Goldman is planning to invest $40 billion in the solar industry over the next 10 years. Bernstein said he thinks worldwide investment in solar and other renewable energies combined will top $395 billion annually by 2020.
The solar industry could just be going through the sort of growing pains new industries go through. Think of the American auto industry. Back when it was young there were dozens and dozens of manufacturers — the Wikipedia page for defunct American car manufacturers lists hundreds and hundreds of companies, from ABC (1906-1910) to Zip (1913-1914). The vast majority of companies failed between 1900 and 1929, which equates to where the solar industry is now in its development.
We’ll see more failures as the industry consolidates, sure. But the demand for solar isn’t going away any more than the demand for cars in the United States did.
One Million Installations Can’t Be Wrong.
Picking one example almost at random, the Australian industry journal Smart Company reported this week that the solar industry “has reached a landmark moment with the number of panels installed on Australian homes now estimated to have cracked the one million mark.”
Citing research from solar consultancy SunWiz, Smart Company says “more than one million systems have been installed across the country,” and “rooftop solar panels now number more than 300,000.” Solar panels installed in Australian homes produce “more than 1 percent of electricity consumption” as well. Okay, it’s not earth-shattering, but the technology is slowly becoming accepted and expected.
Smart Company also said that with major producers like Suntech biting the dust, prices will go back up as production contracts. Which is Economic 101, but as John Grimes, the chief executive of the Australian Solar Council, told Smart Company, “the industry has increased very rapidly, and so, especially during the last year, there has been a significant take-up in technology.”

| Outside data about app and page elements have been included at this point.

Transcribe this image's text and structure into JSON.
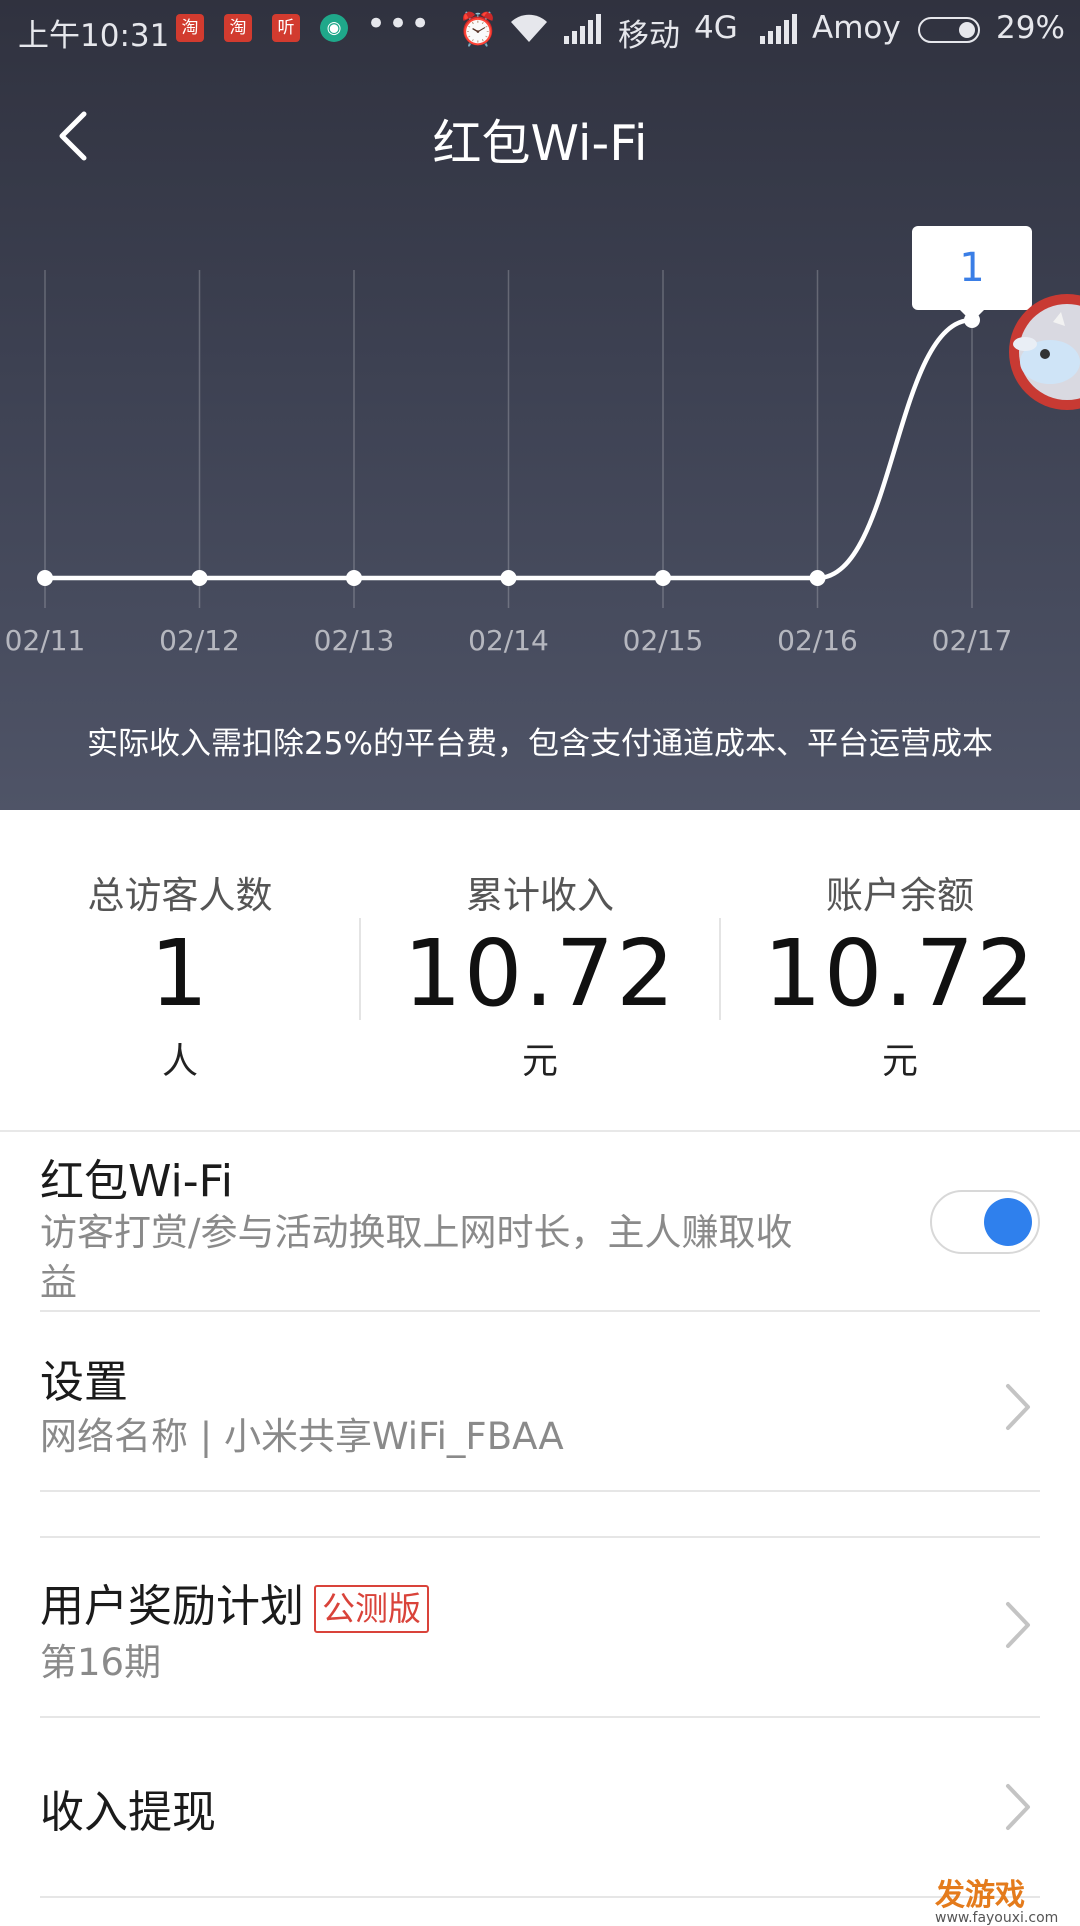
{
  "status_bar": {
    "time": "上午10:31",
    "notifications": [
      "淘",
      "淘",
      "听",
      "◉"
    ],
    "more": "•••",
    "carrier1": "移动",
    "network": "4G",
    "carrier2": "Amoy",
    "battery": "29%",
    "battery_level": 0.29
  },
  "header": {
    "title": "红包Wi-Fi"
  },
  "chart_data": {
    "type": "line",
    "categories": [
      "02/11",
      "02/12",
      "02/13",
      "02/14",
      "02/15",
      "02/16",
      "02/17"
    ],
    "values": [
      0,
      0,
      0,
      0,
      0,
      0,
      1
    ],
    "highlight": {
      "label": "1"
    },
    "line_color": "#ffffff"
  },
  "note": "实际收入需扣除25%的平台费，包含支付通道成本、平台运营成本",
  "stats": [
    {
      "label": "总访客人数",
      "value": "1",
      "unit": "人"
    },
    {
      "label": "累计收入",
      "value": "10.72",
      "unit": "元"
    },
    {
      "label": "账户余额",
      "value": "10.72",
      "unit": "元"
    }
  ],
  "list": {
    "wifi": {
      "title": "红包Wi-Fi",
      "subtitle_line1": "访客打赏/参与活动换取上网时长，主人赚取收",
      "subtitle_line2": "益",
      "enabled": true
    },
    "settings": {
      "title": "设置",
      "subtitle": "网络名称 |   小米共享WiFi_FBAA"
    },
    "rewards": {
      "title": "用户奖励计划",
      "badge": "公测版",
      "subtitle": "第16期"
    },
    "withdraw": {
      "title": "收入提现"
    }
  },
  "watermark": {
    "brand": "发游戏",
    "url": "www.fayouxi.com"
  },
  "colors": {
    "accent": "#2f80ed",
    "badge": "#d9433a",
    "header_bg": "#3d4152"
  }
}
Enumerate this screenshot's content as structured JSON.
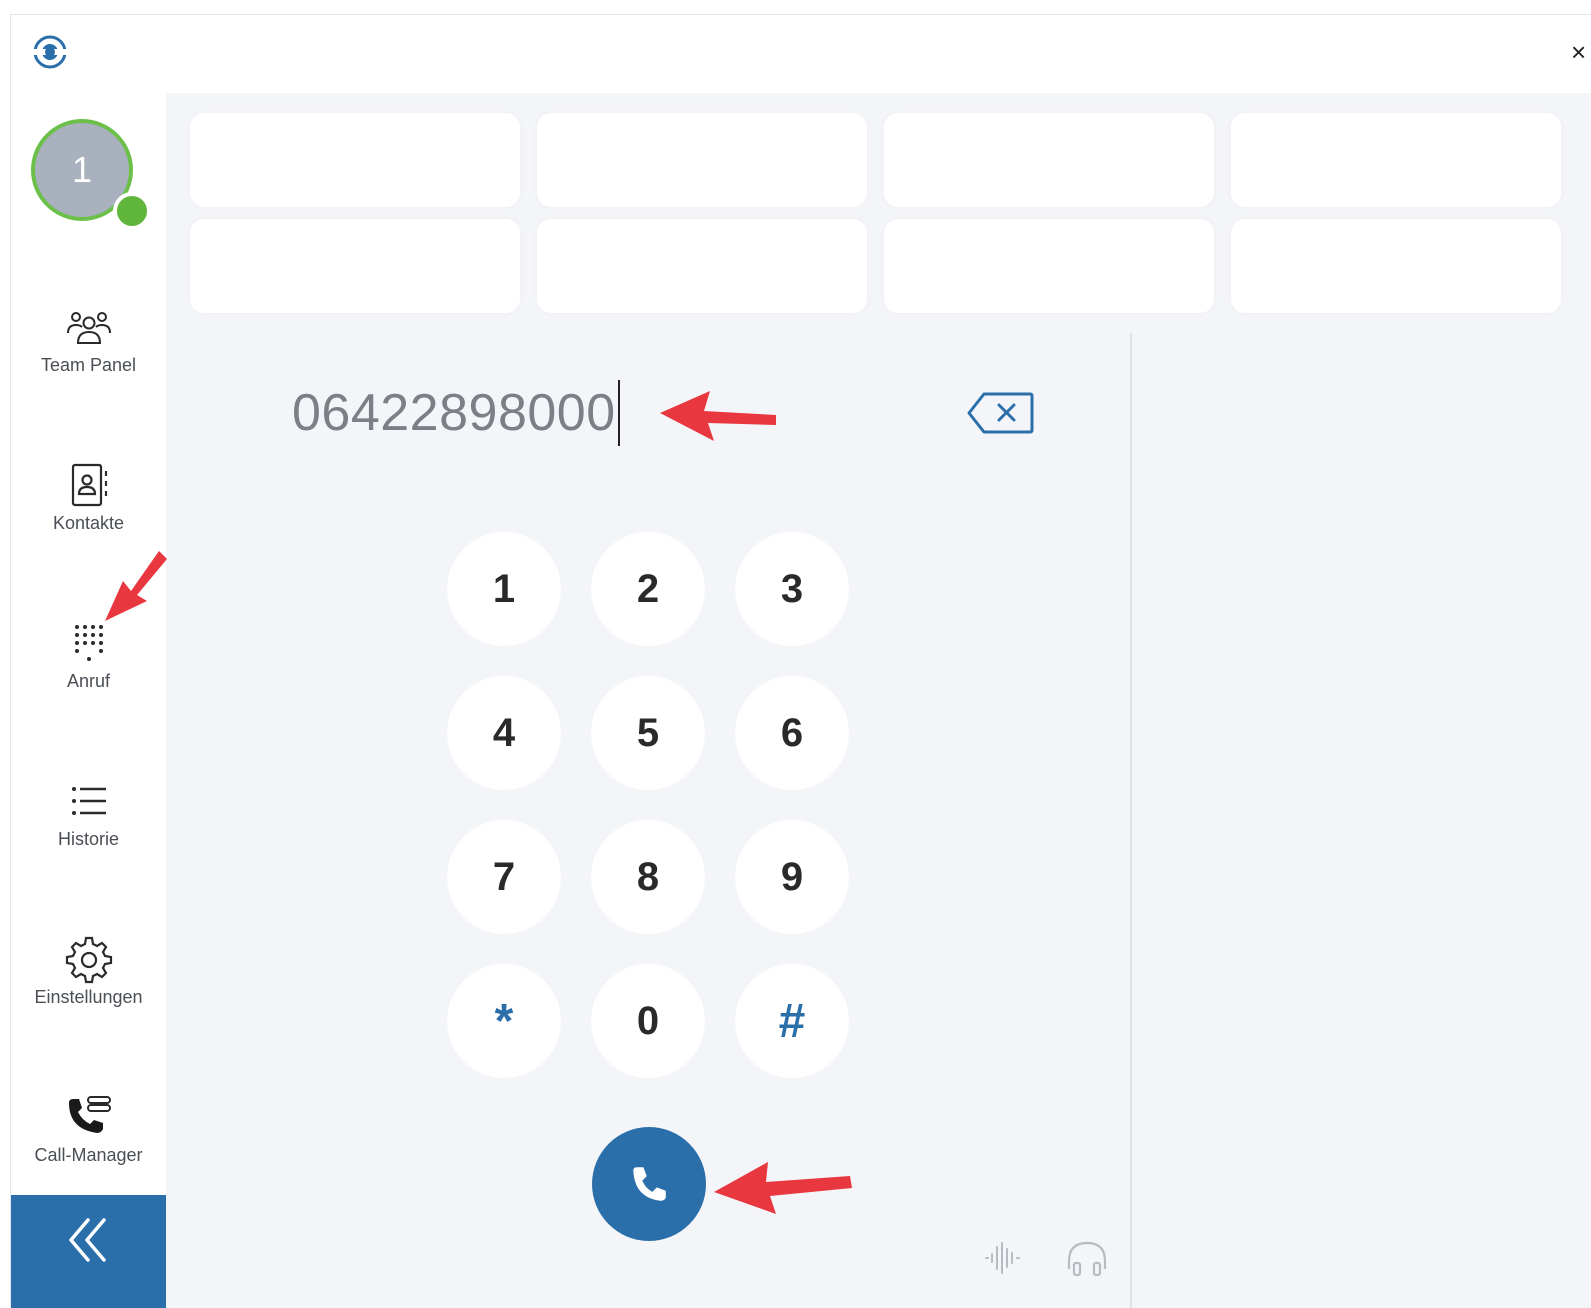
{
  "window": {
    "close_glyph": "×"
  },
  "profile": {
    "avatar_text": "1",
    "status_color": "#5fb63a"
  },
  "sidebar": {
    "items": [
      {
        "id": "team-panel",
        "label": "Team Panel",
        "icon": "team-icon"
      },
      {
        "id": "kontakte",
        "label": "Kontakte",
        "icon": "contacts-icon"
      },
      {
        "id": "anruf",
        "label": "Anruf",
        "icon": "dialpad-icon"
      },
      {
        "id": "historie",
        "label": "Historie",
        "icon": "list-icon"
      },
      {
        "id": "einstellungen",
        "label": "Einstellungen",
        "icon": "gear-icon"
      },
      {
        "id": "call-manager",
        "label": "Call-Manager",
        "icon": "call-manager-icon"
      }
    ],
    "collapse_glyph": "«"
  },
  "dialer": {
    "number": "06422898000",
    "keys": [
      "1",
      "2",
      "3",
      "4",
      "5",
      "6",
      "7",
      "8",
      "9",
      "*",
      "0",
      "#"
    ]
  },
  "colors": {
    "accent": "#2a6eaa",
    "annotation": "#e8373e",
    "presence": "#5fb63a"
  }
}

Grimes says he sees hope that panel prices and manufacturers’ margins are increasing, and that overall, “the price of the technology has dropped dramatically, but overall, things are good.”